**EXERCISE DIRECTIONS**
Lines that include "baizhi" make up the answer; copy all of them from the data below.

**RAW DATA**
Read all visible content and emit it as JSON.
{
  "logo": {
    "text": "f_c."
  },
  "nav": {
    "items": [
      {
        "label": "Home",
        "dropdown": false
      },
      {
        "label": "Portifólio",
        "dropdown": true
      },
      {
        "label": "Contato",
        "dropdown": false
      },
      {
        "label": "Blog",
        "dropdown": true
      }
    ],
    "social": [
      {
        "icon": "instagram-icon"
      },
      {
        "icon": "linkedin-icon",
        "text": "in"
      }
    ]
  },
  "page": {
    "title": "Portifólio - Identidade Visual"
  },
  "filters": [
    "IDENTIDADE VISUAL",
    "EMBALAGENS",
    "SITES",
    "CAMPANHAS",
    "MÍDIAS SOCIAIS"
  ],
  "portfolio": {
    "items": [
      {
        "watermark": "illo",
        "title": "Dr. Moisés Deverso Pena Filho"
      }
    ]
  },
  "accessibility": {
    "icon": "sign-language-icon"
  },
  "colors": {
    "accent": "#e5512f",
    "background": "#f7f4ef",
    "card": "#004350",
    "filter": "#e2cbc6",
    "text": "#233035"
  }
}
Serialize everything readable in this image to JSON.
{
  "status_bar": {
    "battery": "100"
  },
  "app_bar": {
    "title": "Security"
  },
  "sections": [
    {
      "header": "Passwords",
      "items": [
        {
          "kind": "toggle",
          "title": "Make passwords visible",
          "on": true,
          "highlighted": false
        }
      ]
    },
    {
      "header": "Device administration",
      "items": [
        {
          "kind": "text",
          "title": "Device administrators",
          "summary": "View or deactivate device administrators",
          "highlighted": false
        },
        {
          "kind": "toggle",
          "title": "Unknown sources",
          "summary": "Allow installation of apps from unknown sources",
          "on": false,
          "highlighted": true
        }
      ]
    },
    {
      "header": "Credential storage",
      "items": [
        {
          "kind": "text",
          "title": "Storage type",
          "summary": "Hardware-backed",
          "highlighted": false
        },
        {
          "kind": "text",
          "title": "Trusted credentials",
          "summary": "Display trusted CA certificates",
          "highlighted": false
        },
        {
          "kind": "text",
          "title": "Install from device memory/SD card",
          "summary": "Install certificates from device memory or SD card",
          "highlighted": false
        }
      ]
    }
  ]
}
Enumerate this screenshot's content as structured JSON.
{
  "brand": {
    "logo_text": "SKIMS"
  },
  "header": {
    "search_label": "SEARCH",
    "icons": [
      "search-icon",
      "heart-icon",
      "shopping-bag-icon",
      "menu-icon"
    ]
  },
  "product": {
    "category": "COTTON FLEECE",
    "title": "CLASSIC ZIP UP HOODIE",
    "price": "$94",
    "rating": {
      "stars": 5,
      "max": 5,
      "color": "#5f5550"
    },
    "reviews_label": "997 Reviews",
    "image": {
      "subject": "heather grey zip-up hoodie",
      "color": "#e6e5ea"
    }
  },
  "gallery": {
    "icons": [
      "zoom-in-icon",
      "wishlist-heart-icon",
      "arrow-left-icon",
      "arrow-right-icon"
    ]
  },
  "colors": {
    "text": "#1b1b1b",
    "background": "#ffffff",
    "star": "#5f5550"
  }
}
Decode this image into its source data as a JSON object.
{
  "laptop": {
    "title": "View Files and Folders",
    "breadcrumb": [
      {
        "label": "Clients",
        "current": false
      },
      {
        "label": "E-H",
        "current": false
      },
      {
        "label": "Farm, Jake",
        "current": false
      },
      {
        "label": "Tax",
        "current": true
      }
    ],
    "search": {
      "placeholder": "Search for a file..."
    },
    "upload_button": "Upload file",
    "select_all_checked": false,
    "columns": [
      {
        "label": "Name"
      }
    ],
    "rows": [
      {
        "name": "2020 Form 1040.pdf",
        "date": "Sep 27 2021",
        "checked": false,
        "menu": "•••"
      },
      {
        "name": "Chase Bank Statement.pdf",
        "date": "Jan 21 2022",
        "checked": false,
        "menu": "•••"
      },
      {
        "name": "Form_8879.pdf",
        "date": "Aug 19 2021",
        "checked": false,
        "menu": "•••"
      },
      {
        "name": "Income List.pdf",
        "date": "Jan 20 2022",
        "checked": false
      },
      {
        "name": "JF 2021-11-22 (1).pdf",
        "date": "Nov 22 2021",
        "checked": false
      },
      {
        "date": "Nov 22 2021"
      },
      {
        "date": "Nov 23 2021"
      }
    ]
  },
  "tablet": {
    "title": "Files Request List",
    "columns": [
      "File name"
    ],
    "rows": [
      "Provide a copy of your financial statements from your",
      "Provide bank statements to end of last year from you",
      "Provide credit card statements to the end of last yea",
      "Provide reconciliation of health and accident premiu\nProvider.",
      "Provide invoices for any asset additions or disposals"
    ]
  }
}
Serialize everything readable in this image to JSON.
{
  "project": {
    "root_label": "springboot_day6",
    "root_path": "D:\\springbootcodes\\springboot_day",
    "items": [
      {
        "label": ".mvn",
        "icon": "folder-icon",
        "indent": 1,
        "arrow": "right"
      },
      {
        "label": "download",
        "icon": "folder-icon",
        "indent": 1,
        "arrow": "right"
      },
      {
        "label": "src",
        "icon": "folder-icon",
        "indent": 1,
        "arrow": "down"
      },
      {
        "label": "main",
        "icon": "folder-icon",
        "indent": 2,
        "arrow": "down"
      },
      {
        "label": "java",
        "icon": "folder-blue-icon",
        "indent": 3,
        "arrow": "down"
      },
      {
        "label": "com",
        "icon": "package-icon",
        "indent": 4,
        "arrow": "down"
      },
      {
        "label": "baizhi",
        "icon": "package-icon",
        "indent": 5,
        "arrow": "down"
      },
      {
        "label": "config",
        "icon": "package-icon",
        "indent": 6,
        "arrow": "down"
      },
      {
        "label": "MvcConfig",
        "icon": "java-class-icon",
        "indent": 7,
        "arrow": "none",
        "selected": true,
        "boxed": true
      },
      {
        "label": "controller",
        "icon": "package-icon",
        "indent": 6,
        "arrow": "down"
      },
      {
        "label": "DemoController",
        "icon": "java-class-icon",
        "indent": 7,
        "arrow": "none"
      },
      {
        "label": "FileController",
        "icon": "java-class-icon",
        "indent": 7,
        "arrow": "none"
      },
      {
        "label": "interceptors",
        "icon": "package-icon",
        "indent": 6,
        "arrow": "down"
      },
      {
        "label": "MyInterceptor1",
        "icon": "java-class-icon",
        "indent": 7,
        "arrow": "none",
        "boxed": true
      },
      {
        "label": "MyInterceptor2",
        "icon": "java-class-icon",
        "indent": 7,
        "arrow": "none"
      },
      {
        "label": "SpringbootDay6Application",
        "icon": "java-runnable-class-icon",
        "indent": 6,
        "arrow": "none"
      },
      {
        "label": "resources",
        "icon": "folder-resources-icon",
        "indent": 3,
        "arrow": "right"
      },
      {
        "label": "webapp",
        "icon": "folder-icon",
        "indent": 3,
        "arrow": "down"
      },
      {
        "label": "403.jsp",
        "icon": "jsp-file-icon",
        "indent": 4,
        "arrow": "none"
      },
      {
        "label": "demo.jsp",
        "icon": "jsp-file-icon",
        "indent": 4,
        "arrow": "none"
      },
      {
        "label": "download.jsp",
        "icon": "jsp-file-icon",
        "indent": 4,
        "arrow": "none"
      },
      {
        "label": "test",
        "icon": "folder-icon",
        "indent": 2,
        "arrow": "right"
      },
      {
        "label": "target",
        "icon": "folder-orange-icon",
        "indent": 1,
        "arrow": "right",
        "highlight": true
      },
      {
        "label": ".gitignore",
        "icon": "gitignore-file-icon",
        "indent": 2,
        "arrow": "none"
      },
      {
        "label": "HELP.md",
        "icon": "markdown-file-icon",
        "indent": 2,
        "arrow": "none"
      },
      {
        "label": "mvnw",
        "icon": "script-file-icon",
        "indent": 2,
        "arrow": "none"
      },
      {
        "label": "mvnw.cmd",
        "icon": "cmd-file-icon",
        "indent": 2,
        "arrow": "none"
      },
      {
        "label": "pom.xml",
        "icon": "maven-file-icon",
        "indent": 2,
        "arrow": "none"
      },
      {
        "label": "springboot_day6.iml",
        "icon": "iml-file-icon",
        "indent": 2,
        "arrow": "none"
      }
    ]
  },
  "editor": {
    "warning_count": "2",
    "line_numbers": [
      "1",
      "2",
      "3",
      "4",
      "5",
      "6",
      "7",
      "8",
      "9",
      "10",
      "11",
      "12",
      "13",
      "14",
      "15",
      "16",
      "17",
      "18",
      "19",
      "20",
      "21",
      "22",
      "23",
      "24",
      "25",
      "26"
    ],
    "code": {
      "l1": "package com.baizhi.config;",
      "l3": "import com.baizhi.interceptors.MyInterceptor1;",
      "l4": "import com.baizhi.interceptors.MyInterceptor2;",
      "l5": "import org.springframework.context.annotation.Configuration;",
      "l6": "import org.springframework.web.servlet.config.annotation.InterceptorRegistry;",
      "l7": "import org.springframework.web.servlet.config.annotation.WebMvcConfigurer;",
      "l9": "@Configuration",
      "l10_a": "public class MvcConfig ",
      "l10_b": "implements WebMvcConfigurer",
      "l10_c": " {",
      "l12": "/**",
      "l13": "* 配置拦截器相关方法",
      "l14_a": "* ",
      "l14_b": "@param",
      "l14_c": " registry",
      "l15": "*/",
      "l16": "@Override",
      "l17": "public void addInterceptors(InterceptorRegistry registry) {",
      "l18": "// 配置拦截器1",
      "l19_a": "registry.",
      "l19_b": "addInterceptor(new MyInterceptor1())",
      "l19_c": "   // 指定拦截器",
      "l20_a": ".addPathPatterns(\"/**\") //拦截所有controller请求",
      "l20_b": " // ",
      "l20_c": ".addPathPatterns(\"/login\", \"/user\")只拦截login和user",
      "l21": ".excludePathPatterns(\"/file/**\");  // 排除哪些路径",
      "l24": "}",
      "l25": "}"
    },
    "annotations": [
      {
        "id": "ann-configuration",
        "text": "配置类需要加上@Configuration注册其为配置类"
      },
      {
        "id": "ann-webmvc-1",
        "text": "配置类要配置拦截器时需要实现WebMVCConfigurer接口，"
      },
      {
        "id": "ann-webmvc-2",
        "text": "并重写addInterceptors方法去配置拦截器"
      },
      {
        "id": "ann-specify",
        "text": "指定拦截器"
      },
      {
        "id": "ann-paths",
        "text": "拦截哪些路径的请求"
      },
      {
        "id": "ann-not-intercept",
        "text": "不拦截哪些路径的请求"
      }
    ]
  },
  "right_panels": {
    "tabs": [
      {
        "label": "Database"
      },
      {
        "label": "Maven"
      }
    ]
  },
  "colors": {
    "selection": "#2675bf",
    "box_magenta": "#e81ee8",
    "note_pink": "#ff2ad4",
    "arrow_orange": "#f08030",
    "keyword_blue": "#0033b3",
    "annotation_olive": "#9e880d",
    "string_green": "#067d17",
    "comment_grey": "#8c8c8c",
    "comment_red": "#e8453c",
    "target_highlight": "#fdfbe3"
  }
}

**THE COMPLETED TASK**
        "label": "baizhi",
      "l1": "package com.baizhi.config;",
      "l3": "import com.baizhi.interceptors.MyInterceptor1;",
      "l4": "import com.baizhi.interceptors.MyInterceptor2;",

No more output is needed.